Segment Start: Exercise materials
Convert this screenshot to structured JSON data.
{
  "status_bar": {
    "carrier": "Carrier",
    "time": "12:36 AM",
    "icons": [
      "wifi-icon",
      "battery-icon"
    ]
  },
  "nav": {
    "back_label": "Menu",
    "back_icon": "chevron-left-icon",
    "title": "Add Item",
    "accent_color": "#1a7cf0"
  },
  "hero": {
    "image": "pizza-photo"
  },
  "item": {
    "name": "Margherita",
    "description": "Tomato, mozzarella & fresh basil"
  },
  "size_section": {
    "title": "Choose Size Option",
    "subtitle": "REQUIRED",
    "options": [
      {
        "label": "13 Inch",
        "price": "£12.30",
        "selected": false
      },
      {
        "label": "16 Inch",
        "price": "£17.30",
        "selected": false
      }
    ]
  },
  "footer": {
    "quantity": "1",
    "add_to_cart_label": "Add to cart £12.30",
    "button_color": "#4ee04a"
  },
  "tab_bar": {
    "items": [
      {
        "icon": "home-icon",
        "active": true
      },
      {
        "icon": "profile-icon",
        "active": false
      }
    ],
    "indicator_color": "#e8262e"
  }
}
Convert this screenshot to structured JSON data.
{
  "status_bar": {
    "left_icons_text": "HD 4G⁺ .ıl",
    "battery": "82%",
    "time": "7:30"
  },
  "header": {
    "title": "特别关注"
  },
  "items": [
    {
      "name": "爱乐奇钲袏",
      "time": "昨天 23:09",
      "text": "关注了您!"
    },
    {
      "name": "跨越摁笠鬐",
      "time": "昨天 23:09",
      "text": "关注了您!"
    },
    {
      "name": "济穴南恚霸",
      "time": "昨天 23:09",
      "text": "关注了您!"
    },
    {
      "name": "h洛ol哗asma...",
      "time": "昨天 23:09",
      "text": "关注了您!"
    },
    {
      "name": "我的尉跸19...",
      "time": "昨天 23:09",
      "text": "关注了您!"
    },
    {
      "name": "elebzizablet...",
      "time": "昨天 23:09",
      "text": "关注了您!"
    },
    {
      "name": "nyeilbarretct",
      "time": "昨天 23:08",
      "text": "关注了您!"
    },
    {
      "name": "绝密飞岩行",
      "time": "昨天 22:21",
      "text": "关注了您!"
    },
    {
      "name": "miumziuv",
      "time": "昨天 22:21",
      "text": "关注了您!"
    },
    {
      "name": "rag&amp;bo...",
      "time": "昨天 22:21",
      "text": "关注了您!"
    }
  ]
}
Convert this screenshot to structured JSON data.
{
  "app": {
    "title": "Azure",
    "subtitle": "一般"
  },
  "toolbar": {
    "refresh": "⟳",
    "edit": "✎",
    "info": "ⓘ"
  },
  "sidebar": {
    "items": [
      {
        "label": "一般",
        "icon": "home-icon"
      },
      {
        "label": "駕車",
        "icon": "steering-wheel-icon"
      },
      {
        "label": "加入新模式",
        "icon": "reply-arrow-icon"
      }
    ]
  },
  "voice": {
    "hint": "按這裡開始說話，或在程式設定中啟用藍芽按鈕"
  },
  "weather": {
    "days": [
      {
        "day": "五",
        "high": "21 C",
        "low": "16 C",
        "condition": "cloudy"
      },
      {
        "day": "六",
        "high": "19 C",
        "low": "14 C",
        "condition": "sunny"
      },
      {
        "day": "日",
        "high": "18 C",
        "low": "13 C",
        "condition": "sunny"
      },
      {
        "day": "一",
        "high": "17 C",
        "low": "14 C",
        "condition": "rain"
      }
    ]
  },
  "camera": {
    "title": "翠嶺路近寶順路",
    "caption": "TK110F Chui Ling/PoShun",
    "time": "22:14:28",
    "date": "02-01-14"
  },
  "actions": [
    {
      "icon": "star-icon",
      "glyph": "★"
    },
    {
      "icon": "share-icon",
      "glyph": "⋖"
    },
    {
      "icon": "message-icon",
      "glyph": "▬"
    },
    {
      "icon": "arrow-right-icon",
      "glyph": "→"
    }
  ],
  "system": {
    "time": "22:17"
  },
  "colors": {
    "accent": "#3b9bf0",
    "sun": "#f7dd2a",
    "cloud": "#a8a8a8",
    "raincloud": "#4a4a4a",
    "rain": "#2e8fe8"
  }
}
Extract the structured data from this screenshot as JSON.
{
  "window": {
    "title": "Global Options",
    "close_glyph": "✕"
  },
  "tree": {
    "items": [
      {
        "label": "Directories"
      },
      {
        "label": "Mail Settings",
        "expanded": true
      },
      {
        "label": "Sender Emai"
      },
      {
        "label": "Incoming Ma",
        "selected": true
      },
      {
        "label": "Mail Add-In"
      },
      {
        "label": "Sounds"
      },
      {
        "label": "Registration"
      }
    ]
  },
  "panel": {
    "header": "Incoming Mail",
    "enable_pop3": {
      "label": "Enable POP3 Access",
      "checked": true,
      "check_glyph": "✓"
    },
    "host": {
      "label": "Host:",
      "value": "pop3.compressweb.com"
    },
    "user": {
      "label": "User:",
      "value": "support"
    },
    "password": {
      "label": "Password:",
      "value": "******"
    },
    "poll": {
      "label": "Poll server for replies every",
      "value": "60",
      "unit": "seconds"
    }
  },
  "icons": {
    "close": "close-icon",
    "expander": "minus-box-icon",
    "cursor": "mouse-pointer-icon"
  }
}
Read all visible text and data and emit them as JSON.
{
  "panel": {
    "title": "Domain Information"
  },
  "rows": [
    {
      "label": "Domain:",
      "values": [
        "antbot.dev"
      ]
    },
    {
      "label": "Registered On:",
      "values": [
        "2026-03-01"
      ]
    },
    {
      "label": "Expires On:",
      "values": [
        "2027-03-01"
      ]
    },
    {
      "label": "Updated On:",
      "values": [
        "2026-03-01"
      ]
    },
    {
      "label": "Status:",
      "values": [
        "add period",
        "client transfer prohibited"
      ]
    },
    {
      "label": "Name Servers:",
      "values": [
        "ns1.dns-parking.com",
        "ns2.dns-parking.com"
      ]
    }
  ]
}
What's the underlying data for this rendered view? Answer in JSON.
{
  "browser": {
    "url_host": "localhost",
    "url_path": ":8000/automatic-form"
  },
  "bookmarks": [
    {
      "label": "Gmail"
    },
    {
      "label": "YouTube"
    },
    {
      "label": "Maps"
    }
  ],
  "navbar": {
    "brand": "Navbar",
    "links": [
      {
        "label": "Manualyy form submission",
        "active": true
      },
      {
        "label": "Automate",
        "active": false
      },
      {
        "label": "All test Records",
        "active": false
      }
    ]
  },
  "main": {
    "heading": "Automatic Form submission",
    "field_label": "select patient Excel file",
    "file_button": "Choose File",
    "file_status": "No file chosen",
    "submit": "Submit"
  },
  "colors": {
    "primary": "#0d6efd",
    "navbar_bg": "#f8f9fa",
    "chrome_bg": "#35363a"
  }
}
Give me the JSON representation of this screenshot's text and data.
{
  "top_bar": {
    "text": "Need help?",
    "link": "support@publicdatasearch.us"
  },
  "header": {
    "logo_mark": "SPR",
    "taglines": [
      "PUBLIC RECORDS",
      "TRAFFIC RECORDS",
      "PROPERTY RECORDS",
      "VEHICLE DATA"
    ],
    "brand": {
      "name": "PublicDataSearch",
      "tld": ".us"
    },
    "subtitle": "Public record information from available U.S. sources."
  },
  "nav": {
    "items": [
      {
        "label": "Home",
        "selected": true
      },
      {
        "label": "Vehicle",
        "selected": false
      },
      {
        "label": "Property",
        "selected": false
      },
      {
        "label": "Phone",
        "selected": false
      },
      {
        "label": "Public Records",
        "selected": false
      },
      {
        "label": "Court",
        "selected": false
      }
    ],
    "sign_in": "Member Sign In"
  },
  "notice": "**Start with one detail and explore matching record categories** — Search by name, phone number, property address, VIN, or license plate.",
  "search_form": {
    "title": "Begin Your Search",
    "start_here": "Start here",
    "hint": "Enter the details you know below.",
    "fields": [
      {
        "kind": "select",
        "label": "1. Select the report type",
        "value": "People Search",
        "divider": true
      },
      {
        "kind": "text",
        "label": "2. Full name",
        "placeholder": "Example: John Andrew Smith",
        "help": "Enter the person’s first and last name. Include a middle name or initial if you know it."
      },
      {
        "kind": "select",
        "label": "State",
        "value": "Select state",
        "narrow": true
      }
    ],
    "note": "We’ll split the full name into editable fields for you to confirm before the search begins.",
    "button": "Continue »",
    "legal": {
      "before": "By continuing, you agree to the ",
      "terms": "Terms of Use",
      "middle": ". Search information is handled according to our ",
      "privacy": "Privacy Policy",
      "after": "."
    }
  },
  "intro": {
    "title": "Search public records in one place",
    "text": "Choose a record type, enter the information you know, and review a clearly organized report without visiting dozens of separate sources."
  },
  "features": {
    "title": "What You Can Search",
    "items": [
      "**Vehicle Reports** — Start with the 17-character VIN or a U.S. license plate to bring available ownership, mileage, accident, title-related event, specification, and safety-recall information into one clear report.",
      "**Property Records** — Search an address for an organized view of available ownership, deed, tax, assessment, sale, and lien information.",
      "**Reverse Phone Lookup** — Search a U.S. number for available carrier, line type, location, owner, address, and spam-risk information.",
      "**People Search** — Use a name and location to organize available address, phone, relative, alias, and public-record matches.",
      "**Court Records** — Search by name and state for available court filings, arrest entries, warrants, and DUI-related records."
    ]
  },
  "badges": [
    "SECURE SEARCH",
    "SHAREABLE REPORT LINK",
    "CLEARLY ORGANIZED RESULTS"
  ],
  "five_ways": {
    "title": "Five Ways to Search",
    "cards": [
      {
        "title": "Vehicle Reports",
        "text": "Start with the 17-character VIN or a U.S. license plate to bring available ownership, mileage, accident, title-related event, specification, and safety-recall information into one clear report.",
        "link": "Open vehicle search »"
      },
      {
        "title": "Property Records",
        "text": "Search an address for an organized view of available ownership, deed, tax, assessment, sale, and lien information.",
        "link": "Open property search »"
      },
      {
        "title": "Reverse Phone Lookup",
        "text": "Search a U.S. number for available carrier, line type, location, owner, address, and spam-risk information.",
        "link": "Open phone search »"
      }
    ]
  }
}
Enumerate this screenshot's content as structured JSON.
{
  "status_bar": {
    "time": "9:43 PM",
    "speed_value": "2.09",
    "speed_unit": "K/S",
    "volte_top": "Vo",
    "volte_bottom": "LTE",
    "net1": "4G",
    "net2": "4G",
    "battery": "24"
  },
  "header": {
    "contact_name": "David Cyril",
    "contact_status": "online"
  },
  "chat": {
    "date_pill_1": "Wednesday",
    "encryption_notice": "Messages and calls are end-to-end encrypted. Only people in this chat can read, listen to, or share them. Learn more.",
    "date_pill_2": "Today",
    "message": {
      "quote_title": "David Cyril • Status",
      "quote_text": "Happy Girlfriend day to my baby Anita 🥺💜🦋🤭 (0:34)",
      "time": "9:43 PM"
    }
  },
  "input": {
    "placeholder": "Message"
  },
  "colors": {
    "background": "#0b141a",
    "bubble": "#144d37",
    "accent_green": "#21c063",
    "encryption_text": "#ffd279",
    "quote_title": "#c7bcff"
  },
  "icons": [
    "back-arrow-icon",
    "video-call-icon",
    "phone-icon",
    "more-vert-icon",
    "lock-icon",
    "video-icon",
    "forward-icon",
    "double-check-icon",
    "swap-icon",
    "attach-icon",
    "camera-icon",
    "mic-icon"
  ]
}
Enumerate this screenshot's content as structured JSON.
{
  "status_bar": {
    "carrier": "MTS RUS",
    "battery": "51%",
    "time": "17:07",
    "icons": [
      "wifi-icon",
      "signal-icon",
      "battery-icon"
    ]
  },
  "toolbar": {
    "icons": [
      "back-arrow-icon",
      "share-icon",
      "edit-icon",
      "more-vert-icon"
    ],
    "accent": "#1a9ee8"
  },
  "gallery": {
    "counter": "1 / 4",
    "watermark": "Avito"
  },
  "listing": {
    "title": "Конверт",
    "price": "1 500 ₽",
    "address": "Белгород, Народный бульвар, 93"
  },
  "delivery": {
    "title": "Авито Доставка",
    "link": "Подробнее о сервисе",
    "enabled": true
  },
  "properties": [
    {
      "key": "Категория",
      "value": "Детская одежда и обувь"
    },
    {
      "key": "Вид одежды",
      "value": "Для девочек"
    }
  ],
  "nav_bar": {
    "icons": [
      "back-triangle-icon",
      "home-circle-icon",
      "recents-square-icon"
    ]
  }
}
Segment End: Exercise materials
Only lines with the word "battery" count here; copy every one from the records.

      "battery-icon"
    "battery": "82%",
    "battery": "24"
    "battery": "51%",
      "battery-icon"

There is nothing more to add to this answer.